THE TASK :: The required output is a single number: how many lines of the material contain the string "value".

INPUT ::
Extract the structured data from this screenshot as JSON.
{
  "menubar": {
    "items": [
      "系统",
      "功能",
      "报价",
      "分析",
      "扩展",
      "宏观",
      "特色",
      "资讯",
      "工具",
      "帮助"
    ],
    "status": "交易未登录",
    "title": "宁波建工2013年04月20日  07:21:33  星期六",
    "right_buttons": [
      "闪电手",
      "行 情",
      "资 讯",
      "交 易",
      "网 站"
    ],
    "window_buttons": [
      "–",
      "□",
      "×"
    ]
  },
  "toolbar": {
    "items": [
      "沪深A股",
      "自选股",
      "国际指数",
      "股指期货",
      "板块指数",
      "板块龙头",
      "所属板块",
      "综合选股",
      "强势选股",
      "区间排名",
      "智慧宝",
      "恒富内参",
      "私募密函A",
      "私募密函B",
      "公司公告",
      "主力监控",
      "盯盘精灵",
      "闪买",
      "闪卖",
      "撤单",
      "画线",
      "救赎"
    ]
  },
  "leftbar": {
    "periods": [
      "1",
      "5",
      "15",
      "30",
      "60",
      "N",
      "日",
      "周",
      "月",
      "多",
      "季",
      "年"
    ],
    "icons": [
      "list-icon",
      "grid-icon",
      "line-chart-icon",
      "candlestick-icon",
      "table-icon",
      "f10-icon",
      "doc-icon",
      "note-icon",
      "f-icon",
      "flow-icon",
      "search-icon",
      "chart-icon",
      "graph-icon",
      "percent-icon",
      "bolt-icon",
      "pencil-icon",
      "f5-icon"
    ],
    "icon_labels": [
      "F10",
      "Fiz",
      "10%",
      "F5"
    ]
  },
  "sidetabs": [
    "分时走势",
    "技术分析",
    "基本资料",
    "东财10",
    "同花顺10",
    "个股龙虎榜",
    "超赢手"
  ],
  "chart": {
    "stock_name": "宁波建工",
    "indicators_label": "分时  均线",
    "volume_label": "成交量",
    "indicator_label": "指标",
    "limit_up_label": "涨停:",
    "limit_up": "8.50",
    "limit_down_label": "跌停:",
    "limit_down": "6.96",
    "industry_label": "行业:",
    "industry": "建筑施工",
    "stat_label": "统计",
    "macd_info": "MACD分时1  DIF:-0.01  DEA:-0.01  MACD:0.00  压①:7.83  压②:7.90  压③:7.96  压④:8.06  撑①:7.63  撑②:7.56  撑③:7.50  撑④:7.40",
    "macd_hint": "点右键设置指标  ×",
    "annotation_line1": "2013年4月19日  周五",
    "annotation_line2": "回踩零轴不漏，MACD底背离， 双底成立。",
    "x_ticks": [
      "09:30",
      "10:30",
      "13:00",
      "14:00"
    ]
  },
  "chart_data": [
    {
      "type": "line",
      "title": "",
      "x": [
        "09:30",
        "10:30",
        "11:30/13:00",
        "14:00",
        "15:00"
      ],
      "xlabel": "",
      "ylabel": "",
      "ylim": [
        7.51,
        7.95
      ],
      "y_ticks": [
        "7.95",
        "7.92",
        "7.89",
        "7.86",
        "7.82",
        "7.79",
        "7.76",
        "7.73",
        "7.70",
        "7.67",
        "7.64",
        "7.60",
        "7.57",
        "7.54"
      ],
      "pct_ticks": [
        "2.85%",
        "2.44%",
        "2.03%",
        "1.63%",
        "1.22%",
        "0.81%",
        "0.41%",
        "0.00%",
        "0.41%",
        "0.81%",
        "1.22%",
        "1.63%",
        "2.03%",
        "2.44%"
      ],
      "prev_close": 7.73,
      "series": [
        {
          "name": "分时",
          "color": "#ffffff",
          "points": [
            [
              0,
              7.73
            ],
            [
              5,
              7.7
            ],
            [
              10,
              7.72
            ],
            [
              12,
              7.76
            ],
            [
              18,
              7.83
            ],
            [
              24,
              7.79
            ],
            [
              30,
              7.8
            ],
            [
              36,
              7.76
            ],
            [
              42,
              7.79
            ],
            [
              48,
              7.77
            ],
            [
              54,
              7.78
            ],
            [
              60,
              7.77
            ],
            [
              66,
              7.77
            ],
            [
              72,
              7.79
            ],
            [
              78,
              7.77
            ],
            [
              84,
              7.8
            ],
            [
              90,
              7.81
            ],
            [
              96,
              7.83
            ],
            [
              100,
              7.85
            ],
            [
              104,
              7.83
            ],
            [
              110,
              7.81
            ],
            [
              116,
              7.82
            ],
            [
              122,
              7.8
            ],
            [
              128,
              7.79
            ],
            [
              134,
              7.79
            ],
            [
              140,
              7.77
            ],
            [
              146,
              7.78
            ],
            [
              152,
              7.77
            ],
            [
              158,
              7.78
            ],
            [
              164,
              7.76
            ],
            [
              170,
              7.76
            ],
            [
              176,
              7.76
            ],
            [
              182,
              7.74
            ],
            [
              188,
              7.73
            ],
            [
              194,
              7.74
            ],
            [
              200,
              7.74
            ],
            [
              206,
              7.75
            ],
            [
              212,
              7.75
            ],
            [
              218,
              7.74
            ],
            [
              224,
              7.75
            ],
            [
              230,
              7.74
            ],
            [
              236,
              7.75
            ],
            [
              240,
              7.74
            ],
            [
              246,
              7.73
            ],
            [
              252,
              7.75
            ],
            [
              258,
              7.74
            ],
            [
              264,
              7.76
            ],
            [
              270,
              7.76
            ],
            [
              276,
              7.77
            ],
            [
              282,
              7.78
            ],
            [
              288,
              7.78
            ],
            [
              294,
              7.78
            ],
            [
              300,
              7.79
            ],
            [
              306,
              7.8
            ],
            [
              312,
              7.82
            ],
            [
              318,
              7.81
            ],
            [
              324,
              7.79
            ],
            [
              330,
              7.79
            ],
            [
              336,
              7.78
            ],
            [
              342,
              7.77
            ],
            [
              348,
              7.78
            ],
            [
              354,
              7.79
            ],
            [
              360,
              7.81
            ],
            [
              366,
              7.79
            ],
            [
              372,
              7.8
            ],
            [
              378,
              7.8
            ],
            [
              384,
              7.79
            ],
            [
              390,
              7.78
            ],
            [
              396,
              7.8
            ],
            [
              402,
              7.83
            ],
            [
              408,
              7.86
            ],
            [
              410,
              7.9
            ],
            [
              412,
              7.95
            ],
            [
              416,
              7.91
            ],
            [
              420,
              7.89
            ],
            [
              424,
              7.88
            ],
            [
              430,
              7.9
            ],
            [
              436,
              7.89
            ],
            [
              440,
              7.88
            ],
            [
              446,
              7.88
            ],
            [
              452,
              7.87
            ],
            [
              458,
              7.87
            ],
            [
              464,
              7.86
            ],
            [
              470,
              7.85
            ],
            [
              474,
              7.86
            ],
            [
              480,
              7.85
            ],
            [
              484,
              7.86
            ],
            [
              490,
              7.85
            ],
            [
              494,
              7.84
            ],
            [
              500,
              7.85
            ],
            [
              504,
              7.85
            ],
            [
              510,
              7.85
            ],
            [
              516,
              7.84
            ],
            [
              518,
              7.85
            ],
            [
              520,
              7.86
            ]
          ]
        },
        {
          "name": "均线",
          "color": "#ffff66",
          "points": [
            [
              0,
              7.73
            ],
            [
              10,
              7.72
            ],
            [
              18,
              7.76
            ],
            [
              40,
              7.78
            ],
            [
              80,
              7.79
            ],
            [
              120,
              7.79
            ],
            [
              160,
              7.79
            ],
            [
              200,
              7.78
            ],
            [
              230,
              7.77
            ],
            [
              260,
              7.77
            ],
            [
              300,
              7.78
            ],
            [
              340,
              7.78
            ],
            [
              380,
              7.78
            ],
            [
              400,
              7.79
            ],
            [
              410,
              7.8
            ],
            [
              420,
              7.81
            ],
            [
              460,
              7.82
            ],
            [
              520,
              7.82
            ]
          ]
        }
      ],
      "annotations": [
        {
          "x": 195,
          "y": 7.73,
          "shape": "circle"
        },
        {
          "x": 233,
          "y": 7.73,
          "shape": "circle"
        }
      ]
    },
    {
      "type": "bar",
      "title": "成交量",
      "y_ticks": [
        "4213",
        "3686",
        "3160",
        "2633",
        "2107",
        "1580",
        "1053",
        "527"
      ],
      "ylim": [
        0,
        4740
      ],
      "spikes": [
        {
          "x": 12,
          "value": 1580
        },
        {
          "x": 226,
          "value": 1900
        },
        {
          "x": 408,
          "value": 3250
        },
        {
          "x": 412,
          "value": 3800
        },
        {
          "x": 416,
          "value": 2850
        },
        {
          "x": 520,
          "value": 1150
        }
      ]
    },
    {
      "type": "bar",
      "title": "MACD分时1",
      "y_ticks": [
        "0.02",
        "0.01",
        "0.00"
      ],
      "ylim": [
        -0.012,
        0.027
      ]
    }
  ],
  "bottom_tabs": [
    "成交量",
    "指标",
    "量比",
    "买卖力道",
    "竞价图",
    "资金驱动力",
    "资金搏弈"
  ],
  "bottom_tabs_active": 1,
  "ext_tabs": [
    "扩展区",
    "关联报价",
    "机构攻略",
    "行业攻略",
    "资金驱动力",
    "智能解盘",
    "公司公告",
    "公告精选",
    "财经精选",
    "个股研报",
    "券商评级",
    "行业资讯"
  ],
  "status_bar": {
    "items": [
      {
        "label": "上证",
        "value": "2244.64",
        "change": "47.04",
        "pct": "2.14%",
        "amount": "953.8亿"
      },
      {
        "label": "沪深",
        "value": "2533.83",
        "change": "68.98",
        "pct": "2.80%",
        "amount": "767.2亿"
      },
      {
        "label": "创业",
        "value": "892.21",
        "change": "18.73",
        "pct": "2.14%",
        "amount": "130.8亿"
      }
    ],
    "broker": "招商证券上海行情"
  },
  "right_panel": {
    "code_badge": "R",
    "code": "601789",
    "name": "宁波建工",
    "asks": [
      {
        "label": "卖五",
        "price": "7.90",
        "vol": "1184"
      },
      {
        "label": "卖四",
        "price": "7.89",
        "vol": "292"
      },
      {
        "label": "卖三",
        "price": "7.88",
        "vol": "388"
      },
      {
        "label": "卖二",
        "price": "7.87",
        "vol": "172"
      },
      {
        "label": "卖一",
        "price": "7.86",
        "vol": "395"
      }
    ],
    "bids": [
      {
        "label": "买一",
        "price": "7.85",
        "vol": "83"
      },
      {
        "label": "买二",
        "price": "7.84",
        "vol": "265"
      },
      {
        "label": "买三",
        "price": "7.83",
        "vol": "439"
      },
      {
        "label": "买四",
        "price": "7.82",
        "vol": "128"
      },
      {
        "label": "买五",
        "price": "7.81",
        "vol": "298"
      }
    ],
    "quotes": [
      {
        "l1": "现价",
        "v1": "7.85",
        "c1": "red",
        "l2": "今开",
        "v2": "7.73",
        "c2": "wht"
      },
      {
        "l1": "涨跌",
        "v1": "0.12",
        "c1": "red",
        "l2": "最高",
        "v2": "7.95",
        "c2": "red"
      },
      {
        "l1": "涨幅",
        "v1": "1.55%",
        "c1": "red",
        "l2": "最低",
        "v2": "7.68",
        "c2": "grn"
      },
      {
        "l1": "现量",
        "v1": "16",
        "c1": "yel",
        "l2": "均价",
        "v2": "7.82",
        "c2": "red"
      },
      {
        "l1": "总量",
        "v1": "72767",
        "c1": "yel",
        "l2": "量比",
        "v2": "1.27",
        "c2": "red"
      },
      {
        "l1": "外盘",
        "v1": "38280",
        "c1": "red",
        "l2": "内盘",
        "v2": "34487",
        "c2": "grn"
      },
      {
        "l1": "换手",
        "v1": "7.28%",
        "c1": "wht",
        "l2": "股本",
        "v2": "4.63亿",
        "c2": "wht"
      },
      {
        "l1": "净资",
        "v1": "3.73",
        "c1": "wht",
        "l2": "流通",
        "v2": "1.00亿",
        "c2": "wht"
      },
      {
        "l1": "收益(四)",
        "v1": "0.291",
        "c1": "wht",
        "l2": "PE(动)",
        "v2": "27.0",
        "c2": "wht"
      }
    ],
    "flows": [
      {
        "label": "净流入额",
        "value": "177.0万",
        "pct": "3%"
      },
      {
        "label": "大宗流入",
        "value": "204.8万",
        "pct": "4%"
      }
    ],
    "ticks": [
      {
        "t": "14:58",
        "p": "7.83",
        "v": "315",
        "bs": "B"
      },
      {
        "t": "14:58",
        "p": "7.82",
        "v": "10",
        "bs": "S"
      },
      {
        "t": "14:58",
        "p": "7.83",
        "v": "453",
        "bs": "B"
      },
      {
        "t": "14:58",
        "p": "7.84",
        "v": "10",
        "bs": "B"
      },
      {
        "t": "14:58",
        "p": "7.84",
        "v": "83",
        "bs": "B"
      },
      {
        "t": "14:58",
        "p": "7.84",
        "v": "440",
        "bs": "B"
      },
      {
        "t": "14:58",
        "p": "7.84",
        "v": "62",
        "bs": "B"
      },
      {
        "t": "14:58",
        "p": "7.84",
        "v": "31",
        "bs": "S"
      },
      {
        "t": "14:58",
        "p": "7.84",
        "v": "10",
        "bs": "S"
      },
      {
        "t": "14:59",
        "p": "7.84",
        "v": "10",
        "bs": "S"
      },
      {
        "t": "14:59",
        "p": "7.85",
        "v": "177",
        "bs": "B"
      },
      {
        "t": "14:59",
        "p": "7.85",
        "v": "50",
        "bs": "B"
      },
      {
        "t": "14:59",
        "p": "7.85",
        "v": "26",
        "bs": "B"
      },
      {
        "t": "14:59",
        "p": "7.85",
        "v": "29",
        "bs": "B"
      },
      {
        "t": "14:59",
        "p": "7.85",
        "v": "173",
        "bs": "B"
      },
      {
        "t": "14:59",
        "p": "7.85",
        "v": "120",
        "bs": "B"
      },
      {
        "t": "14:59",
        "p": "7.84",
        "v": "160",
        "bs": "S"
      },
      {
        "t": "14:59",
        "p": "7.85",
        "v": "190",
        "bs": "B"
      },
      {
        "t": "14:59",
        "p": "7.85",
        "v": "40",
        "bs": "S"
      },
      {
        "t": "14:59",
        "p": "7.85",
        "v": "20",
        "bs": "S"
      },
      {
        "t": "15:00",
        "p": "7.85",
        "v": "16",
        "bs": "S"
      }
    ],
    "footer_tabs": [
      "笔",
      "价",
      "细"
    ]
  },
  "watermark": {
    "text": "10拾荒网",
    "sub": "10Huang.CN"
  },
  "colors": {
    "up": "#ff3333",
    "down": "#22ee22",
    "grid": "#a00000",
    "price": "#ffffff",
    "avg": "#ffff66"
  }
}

ANSWER BELOW :: 11